▶ [Action item]:
Each record in the material below must be written out again exactly.

▶ [Exercise material]:
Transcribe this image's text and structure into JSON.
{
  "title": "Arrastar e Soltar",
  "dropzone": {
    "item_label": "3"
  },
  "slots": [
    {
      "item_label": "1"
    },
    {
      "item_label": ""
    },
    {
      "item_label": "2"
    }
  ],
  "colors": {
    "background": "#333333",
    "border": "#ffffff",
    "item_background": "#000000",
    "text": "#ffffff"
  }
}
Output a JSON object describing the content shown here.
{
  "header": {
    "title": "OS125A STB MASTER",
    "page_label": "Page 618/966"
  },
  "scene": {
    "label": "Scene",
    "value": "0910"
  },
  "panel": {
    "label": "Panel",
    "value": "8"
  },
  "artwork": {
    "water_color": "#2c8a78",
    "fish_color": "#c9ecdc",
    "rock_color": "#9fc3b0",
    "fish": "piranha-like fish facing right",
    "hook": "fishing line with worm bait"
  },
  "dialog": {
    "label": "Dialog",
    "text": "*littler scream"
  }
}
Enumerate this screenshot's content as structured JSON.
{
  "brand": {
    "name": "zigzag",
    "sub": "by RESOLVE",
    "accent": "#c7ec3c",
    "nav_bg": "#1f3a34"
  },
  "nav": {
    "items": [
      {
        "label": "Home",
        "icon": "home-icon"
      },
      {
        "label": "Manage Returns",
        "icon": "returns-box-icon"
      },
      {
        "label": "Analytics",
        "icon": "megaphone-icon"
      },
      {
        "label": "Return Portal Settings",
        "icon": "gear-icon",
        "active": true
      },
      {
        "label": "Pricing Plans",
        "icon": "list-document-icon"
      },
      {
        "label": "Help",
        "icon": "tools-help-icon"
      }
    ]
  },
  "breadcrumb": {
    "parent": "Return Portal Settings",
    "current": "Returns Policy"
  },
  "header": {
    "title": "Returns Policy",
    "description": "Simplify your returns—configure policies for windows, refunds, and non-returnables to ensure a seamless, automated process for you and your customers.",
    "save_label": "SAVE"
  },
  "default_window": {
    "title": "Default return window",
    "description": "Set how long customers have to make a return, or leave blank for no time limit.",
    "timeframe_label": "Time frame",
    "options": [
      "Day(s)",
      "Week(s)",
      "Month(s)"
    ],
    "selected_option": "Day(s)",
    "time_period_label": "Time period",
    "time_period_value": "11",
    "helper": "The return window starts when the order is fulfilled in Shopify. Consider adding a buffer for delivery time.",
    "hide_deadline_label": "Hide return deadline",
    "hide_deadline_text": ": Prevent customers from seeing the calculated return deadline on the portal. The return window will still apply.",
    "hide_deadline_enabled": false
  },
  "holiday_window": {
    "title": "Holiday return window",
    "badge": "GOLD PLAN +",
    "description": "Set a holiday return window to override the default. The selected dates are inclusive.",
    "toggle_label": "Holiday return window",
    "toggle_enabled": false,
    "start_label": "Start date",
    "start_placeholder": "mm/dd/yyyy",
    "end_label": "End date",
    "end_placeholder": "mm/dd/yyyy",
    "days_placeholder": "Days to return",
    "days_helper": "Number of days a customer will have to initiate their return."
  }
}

▶ [Finished exercise]:
Transcribe this image's text and structure into JSON.
{
  "title": "Arrastar e Soltar",
  "dropzone": {
    "item_label": "3"
  },
  "slots": [
    {
      "item_label": "1"
    },
    {
      "item_label": ""
    },
    {
      "item_label": "2"
    }
  ],
  "colors": {
    "background": "#333333",
    "border": "#ffffff",
    "item_background": "#000000",
    "text": "#ffffff"
  }
}
Output a JSON object describing the content shown here.
{
  "header": {
    "title": "OS125A STB MASTER",
    "page_label": "Page 618/966"
  },
  "scene": {
    "label": "Scene",
    "value": "0910"
  },
  "panel": {
    "label": "Panel",
    "value": "8"
  },
  "artwork": {
    "water_color": "#2c8a78",
    "fish_color": "#c9ecdc",
    "rock_color": "#9fc3b0",
    "fish": "piranha-like fish facing right",
    "hook": "fishing line with worm bait"
  },
  "dialog": {
    "label": "Dialog",
    "text": "*littler scream"
  }
}
Enumerate this screenshot's content as structured JSON.
{
  "brand": {
    "name": "zigzag",
    "sub": "by RESOLVE",
    "accent": "#c7ec3c",
    "nav_bg": "#1f3a34"
  },
  "nav": {
    "items": [
      {
        "label": "Home",
        "icon": "home-icon"
      },
      {
        "label": "Manage Returns",
        "icon": "returns-box-icon"
      },
      {
        "label": "Analytics",
        "icon": "megaphone-icon"
      },
      {
        "label": "Return Portal Settings",
        "icon": "gear-icon",
        "active": true
      },
      {
        "label": "Pricing Plans",
        "icon": "list-document-icon"
      },
      {
        "label": "Help",
        "icon": "tools-help-icon"
      }
    ]
  },
  "breadcrumb": {
    "parent": "Return Portal Settings",
    "current": "Returns Policy"
  },
  "header": {
    "title": "Returns Policy",
    "description": "Simplify your returns—configure policies for windows, refunds, and non-returnables to ensure a seamless, automated process for you and your customers.",
    "save_label": "SAVE"
  },
  "default_window": {
    "title": "Default return window",
    "description": "Set how long customers have to make a return, or leave blank for no time limit.",
    "timeframe_label": "Time frame",
    "options": [
      "Day(s)",
      "Week(s)",
      "Month(s)"
    ],
    "selected_option": "Day(s)",
    "time_period_label": "Time period",
    "time_period_value": "11",
    "helper": "The return window starts when the order is fulfilled in Shopify. Consider adding a buffer for delivery time.",
    "hide_deadline_label": "Hide return deadline",
    "hide_deadline_text": ": Prevent customers from seeing the calculated return deadline on the portal. The return window will still apply.",
    "hide_deadline_enabled": false
  },
  "holiday_window": {
    "title": "Holiday return window",
    "badge": "GOLD PLAN +",
    "description": "Set a holiday return window to override the default. The selected dates are inclusive.",
    "toggle_label": "Holiday return window",
    "toggle_enabled": false,
    "start_label": "Start date",
    "start_placeholder": "mm/dd/yyyy",
    "end_label": "End date",
    "end_placeholder": "mm/dd/yyyy",
    "days_placeholder": "Days to return",
    "days_helper": "Number of days a customer will have to initiate their return."
  }
}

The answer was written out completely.